──────── Data for analysis ────────

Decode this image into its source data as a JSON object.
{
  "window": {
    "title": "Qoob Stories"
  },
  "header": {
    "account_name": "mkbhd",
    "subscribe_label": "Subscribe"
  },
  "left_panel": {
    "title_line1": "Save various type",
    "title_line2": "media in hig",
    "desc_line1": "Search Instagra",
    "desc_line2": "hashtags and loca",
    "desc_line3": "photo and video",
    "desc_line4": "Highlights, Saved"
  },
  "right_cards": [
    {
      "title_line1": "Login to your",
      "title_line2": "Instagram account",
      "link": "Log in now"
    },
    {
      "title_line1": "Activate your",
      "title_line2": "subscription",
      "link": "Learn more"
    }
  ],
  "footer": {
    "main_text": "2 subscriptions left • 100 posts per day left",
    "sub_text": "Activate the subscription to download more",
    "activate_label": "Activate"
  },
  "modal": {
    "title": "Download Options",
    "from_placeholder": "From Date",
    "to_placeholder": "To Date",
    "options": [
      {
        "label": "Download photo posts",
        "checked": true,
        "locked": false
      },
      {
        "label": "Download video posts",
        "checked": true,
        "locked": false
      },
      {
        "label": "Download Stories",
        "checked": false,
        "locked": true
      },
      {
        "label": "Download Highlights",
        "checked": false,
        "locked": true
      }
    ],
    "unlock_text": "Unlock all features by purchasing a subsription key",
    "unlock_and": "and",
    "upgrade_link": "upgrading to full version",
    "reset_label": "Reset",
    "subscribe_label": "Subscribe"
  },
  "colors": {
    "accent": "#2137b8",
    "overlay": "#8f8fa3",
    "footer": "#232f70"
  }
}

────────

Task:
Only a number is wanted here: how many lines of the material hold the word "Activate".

Written answer:
3